Every line in the records below that holds "portal" must be identified and copied.

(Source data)
◇ ◇ ◇ ◇ ◇ ◇ ◇
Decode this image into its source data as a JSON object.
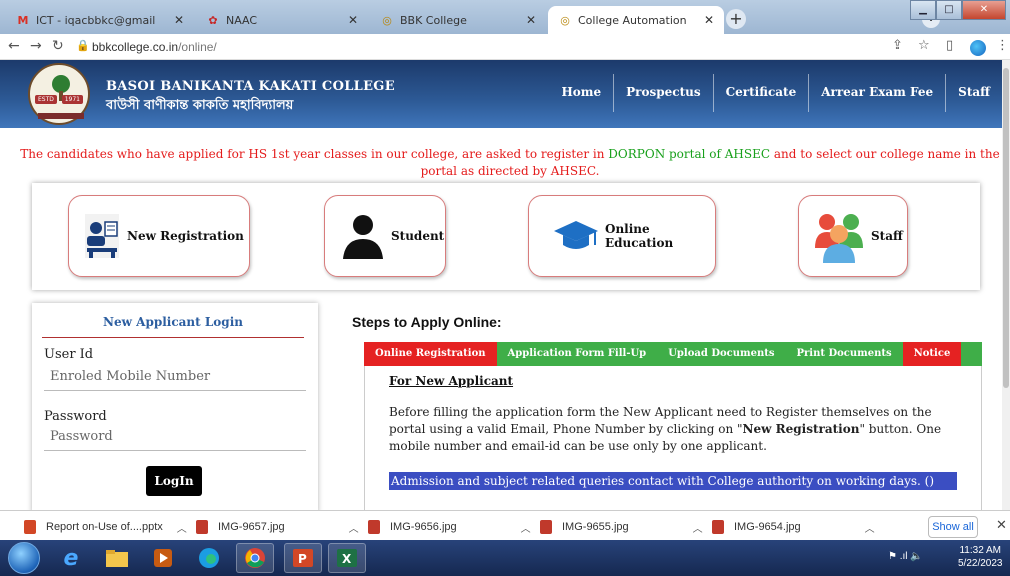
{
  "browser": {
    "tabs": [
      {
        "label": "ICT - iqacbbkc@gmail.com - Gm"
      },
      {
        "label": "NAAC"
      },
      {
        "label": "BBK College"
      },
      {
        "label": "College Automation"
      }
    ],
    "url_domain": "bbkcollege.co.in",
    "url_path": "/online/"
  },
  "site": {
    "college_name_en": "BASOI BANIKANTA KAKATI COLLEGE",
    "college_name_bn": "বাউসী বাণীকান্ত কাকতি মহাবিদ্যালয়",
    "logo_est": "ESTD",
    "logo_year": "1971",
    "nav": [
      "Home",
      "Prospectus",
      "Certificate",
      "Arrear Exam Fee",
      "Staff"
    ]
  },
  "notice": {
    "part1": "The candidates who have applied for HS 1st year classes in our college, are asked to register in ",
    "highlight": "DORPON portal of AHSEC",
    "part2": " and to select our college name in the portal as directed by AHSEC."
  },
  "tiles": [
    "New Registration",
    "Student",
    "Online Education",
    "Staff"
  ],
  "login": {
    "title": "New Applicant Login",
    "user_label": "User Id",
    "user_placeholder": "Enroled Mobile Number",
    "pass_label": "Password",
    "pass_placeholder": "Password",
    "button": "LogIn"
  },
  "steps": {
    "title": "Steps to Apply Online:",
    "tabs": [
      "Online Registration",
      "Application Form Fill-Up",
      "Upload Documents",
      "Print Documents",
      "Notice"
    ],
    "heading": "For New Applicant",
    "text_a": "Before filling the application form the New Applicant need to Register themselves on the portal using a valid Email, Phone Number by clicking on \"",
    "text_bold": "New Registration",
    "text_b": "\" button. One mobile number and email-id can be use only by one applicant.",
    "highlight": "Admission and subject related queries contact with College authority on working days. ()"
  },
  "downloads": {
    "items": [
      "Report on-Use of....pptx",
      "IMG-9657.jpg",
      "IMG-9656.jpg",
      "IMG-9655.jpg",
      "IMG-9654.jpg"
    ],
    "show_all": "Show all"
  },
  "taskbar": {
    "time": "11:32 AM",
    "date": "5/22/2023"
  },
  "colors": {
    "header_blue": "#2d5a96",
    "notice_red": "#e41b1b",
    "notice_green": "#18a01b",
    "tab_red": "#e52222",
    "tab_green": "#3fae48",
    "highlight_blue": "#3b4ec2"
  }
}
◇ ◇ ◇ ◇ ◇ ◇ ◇
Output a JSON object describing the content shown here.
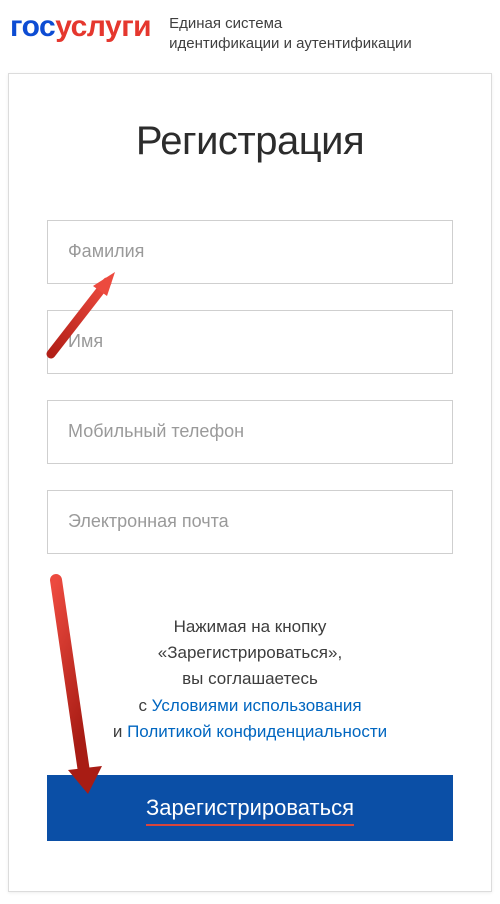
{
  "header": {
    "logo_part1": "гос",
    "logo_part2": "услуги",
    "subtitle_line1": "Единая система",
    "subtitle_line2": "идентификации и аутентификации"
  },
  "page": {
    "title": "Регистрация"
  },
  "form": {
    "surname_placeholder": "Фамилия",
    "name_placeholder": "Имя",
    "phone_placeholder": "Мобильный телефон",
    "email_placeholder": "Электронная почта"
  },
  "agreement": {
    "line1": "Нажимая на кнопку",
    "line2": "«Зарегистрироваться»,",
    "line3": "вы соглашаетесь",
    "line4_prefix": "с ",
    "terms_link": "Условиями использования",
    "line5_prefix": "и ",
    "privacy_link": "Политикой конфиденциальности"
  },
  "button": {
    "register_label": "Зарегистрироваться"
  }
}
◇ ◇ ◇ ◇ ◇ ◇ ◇
TASK OUTPUT
    "highlight": "DORPON portal of AHSEC",
    "part2": " and to select our college name in the portal as directed by AHSEC."
    "text_a": "Before filling the application form the New Applicant need to Register themselves on the portal using a valid Email, Phone Number by clicking on \"",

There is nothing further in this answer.